(Task directions): Please set down the records exactly, keeping every line.

======== Data extract

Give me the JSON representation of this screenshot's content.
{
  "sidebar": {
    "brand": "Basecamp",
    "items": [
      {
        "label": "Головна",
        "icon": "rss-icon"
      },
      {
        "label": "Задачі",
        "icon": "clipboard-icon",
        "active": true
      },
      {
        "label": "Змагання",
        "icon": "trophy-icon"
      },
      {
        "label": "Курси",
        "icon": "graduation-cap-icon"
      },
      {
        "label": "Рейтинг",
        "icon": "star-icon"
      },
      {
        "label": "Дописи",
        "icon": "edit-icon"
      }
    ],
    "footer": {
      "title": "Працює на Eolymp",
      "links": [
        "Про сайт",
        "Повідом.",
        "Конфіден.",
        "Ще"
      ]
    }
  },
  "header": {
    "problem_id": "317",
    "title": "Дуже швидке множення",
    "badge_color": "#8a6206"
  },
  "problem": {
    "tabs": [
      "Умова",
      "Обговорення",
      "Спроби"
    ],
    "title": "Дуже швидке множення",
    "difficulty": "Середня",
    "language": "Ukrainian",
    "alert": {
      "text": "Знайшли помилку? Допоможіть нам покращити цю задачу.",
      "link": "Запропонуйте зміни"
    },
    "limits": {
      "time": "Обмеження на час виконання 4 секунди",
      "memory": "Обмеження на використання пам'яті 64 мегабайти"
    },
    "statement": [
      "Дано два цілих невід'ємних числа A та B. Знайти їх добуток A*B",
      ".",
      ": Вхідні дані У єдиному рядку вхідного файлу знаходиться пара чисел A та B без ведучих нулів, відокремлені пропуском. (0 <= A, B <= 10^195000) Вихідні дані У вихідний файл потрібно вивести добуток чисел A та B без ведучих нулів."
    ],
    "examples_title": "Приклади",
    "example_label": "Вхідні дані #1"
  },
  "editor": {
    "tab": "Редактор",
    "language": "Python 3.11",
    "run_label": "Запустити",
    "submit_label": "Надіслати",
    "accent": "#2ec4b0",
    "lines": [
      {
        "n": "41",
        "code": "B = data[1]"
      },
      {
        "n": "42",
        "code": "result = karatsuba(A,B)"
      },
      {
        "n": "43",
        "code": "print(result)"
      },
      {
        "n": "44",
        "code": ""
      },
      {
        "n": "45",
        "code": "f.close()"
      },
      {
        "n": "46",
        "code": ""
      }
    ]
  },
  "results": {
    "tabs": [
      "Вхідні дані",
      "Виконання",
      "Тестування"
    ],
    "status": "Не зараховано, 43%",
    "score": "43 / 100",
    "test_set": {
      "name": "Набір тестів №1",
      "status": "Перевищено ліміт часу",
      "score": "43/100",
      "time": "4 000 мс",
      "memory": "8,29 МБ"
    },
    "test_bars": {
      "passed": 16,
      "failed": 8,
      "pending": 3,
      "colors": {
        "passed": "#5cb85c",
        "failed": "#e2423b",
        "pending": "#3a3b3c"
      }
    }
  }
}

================

(Task answer):
Give me the JSON representation of this screenshot's content.
{
  "sidebar": {
    "brand": "Basecamp",
    "items": [
      {
        "label": "Головна",
        "icon": "rss-icon"
      },
      {
        "label": "Задачі",
        "icon": "clipboard-icon",
        "active": true
      },
      {
        "label": "Змагання",
        "icon": "trophy-icon"
      },
      {
        "label": "Курси",
        "icon": "graduation-cap-icon"
      },
      {
        "label": "Рейтинг",
        "icon": "star-icon"
      },
      {
        "label": "Дописи",
        "icon": "edit-icon"
      }
    ],
    "footer": {
      "title": "Працює на Eolymp",
      "links": [
        "Про сайт",
        "Повідом.",
        "Конфіден.",
        "Ще"
      ]
    }
  },
  "header": {
    "problem_id": "317",
    "title": "Дуже швидке множення",
    "badge_color": "#8a6206"
  },
  "problem": {
    "tabs": [
      "Умова",
      "Обговорення",
      "Спроби"
    ],
    "title": "Дуже швидке множення",
    "difficulty": "Середня",
    "language": "Ukrainian",
    "alert": {
      "text": "Знайшли помилку? Допоможіть нам покращити цю задачу.",
      "link": "Запропонуйте зміни"
    },
    "limits": {
      "time": "Обмеження на час виконання 4 секунди",
      "memory": "Обмеження на використання пам'яті 64 мегабайти"
    },
    "statement": [
      "Дано два цілих невід'ємних числа A та B. Знайти їх добуток A*B",
      ".",
      ": Вхідні дані У єдиному рядку вхідного файлу знаходиться пара чисел A та B без ведучих нулів, відокремлені пропуском. (0 <= A, B <= 10^195000) Вихідні дані У вихідний файл потрібно вивести добуток чисел A та B без ведучих нулів."
    ],
    "examples_title": "Приклади",
    "example_label": "Вхідні дані #1"
  },
  "editor": {
    "tab": "Редактор",
    "language": "Python 3.11",
    "run_label": "Запустити",
    "submit_label": "Надіслати",
    "accent": "#2ec4b0",
    "lines": [
      {
        "n": "41",
        "code": "B = data[1]"
      },
      {
        "n": "42",
        "code": "result = karatsuba(A,B)"
      },
      {
        "n": "43",
        "code": "print(result)"
      },
      {
        "n": "44",
        "code": ""
      },
      {
        "n": "45",
        "code": "f.close()"
      },
      {
        "n": "46",
        "code": ""
      }
    ]
  },
  "results": {
    "tabs": [
      "Вхідні дані",
      "Виконання",
      "Тестування"
    ],
    "status": "Не зараховано, 43%",
    "score": "43 / 100",
    "test_set": {
      "name": "Набір тестів №1",
      "status": "Перевищено ліміт часу",
      "score": "43/100",
      "time": "4 000 мс",
      "memory": "8,29 МБ"
    },
    "test_bars": {
      "passed": 16,
      "failed": 8,
      "pending": 3,
      "colors": {
        "passed": "#5cb85c",
        "failed": "#e2423b",
        "pending": "#3a3b3c"
      }
    }
  }
}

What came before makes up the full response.